The vision of CerTest is realised through four flexible and highly interlinked and interdependent Research Challenges (RC1‐RC4), utilising a multiscale approach drawing on the expertise highlighted by the Themes (T1‐T3).

Fig. 1 Interconnection of Research Challenges (RCs) and Themes (Ts) leading to impact.

RC4 aims to create a step change in integration of data‐rich experimental procedures and predictive statistical and multi‐scale computational models by developing data processing and a closed input/feedback loop based on novel Bayesian Learning and Design of Experiments (DoE) techniques. RC4 is strongly inter‐linked with RC1RC3. RC4 will inform data collection strategies in the other RCs, and receive from them: data to inform multi‐scale statistical models (RC1), parametric descriptions and distribution functions of critical features and defects (RC2), and experimental design and performance data (RC3) in a closed input/feedback loop.

Background and Motivation

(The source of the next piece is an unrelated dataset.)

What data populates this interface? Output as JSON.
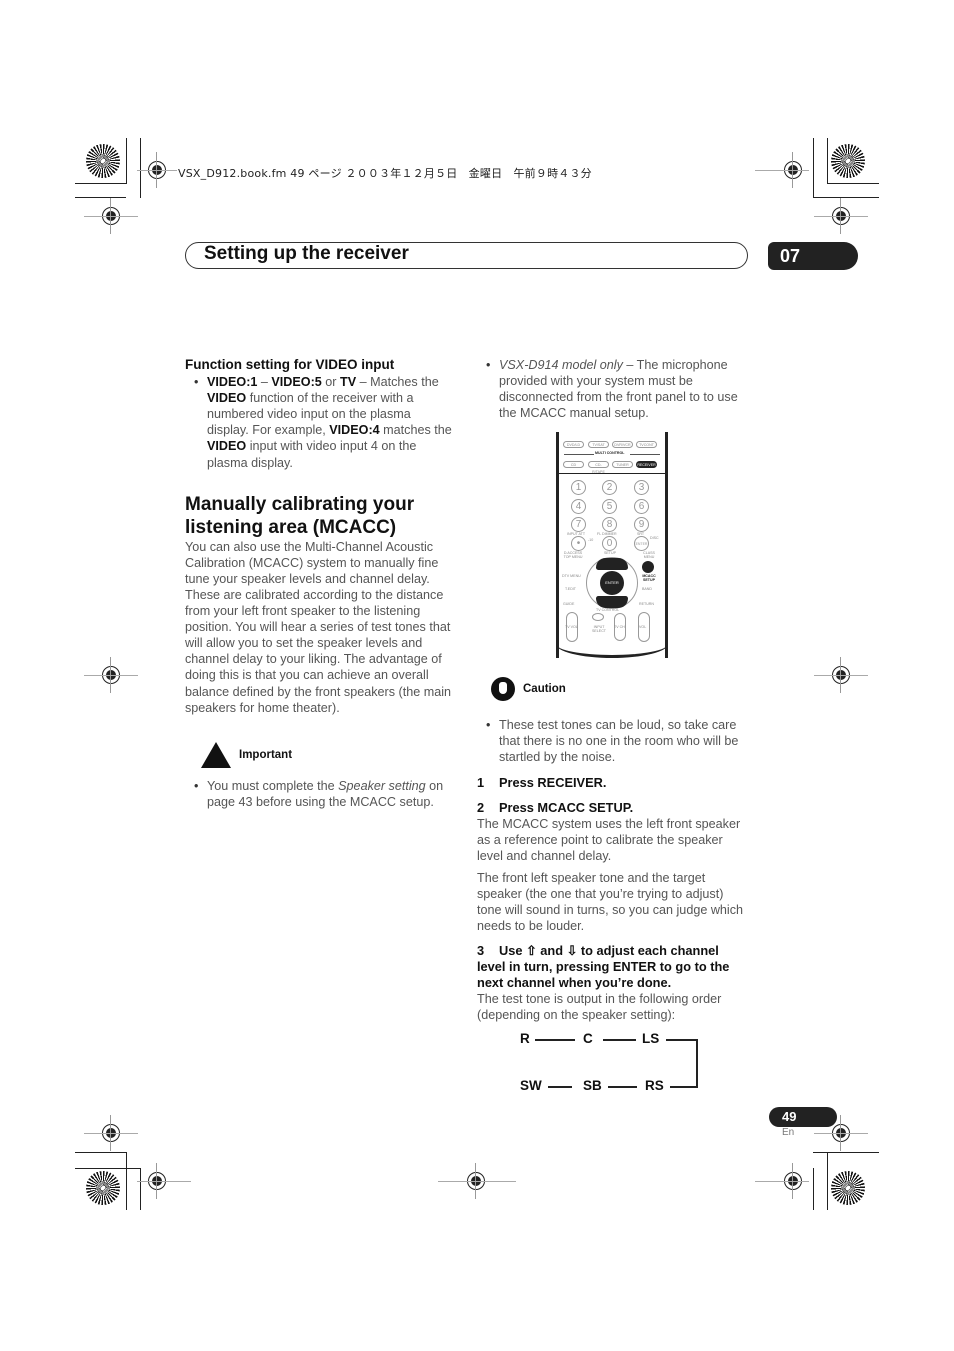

RC4 provides the principal route of delivery for the overall vision of the PG. To achieve this, fundamental scientific breakthroughs are required that will be delivered in each of RC1, RC2 and RC3. However, the overarching vision of the PG and truly transformative scientific research on integration of multi‐scale models with test data can only be achieved via addressing the key methodological challenges in RC4. Thus RC4, integrated and inter‐related with RC1‐RC3, is the prerequisite for the development and validation of the envisioned science‐based composite aero‐structure design and verification capability. This in turn provides the foundation for a new science‐based approach at TRL1‐3 to ‘certification for design’ achieved through reshaping and reduction of the conventional ‘testing pyramid’, and hence provides the basis for impact and industrial uptake at TRL4‐6 (see ‘Pathways to Impact’).

The testing pyramid is currently used to prove airworthiness to define the performance structural integrity of composite aero‐structures using a building block approach. The premise is that conservative allowable strength limits of statistically independent and mostly small parts or elements of a composite aero‐structure (mainly coupons) is combined with knock‐down factors to define performance at the higher component/sub‐structure levels. Such a strategy is globally sub‐optimal and leads to inadequate uncertain‐ty quantification, and overly conservative design decisions regarding performance probability of failure. Design freedom is restricted as the procedure does not account for elements that may improve performance but cannot be assessed at coupon level, and the effect of manufacturing features cannot be adequately represented. The outcome is an inefficient structure carrying significant weight penalty with a corresponding increase to materials usage, increased fuel consumption and reduced payload capacity.

RC4 facilitates the new approach to certification by defining the necessary methods and tools for a holistic approach to the fusion of physical and computational data from the view point of decision‐theoretic statistical Design of Experiments (DoE)63. To achieve this, following the principles outlined in WP4.1 below, experimental and computational resource will be allocated to maximally increase information content as predicted by the current state of knowledge derived from the multi‐scale modelling across different physical scales (e.g. meso‐scale features through to macro‐scale composite structures), different data types (e.g. full field imaging data, ultrasound, X‐ray, etc.), and different modelling resolutions. Experimental data provided by RC2 and RC3 will be used in a Bayesian way to calibrate and validate the models in RC1 and used to inform DoE. Hence, modelling will inform and refine data collection in the PG.